- **Exercise directions**
What lines of the data below hold "pressure"? Show them.

Dataset entries
▼▼▼

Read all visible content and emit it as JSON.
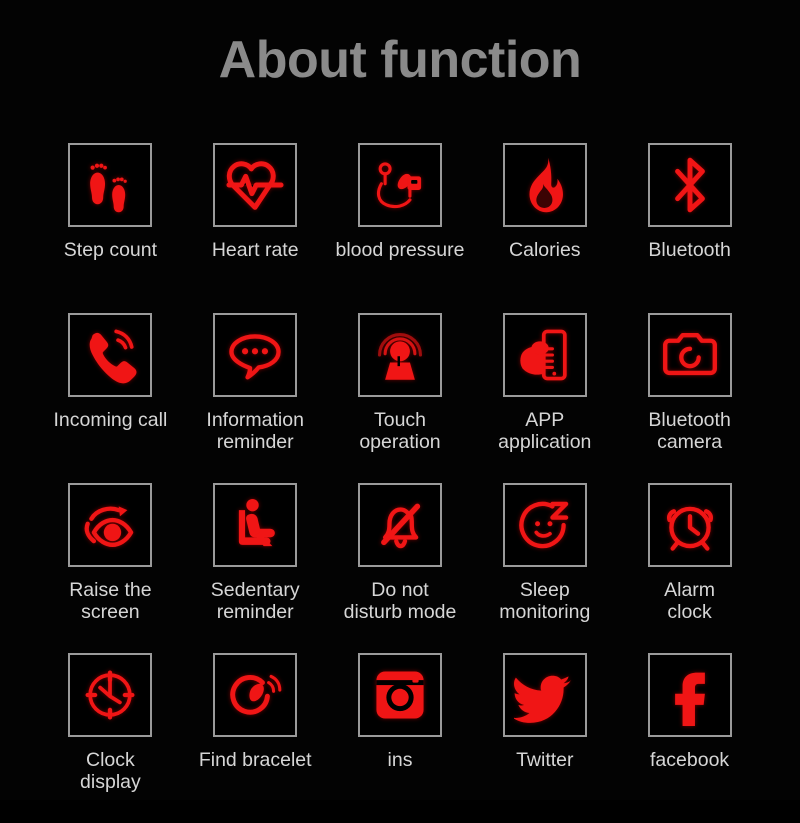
{
  "page": {
    "title": "About function",
    "background_color": "#030303",
    "title_color": "#8a8a8a",
    "label_color": "#d6d6d6",
    "icon_color": "#f01515",
    "icon_box_border_color": "#9a9a9a",
    "columns": 5,
    "rows": 4
  },
  "features": [
    {
      "label": "Step count",
      "icon": "footprints-icon"
    },
    {
      "label": "Heart rate",
      "icon": "heart-pulse-icon"
    },
    {
      "label": "blood pressure",
      "icon": "blood-pressure-monitor-icon"
    },
    {
      "label": "Calories",
      "icon": "flame-icon"
    },
    {
      "label": "Bluetooth",
      "icon": "bluetooth-icon"
    },
    {
      "label": "Incoming call",
      "icon": "ringing-phone-icon"
    },
    {
      "label": "Information\nreminder",
      "icon": "speech-bubble-dots-icon"
    },
    {
      "label": "Touch\noperation",
      "icon": "finger-touch-ripple-icon"
    },
    {
      "label": "APP\napplication",
      "icon": "hand-holding-phone-icon"
    },
    {
      "label": "Bluetooth\ncamera",
      "icon": "camera-icon"
    },
    {
      "label": "Raise the\nscreen",
      "icon": "eye-rotate-icon"
    },
    {
      "label": "Sedentary\nreminder",
      "icon": "seated-person-icon"
    },
    {
      "label": "Do not\ndisturb mode",
      "icon": "bell-slash-icon"
    },
    {
      "label": "Sleep\nmonitoring",
      "icon": "sleeping-face-z-icon"
    },
    {
      "label": "Alarm\nclock",
      "icon": "alarm-clock-icon"
    },
    {
      "label": "Clock\ndisplay",
      "icon": "clock-face-icon"
    },
    {
      "label": "Find bracelet",
      "icon": "bracelet-vibrate-icon"
    },
    {
      "label": "ins",
      "icon": "instagram-icon"
    },
    {
      "label": "Twitter",
      "icon": "twitter-bird-icon"
    },
    {
      "label": "facebook",
      "icon": "facebook-f-icon"
    }
  ]
}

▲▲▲

- **Your solution**
      "label": "blood pressure",
      "icon": "blood-pressure-monitor-icon"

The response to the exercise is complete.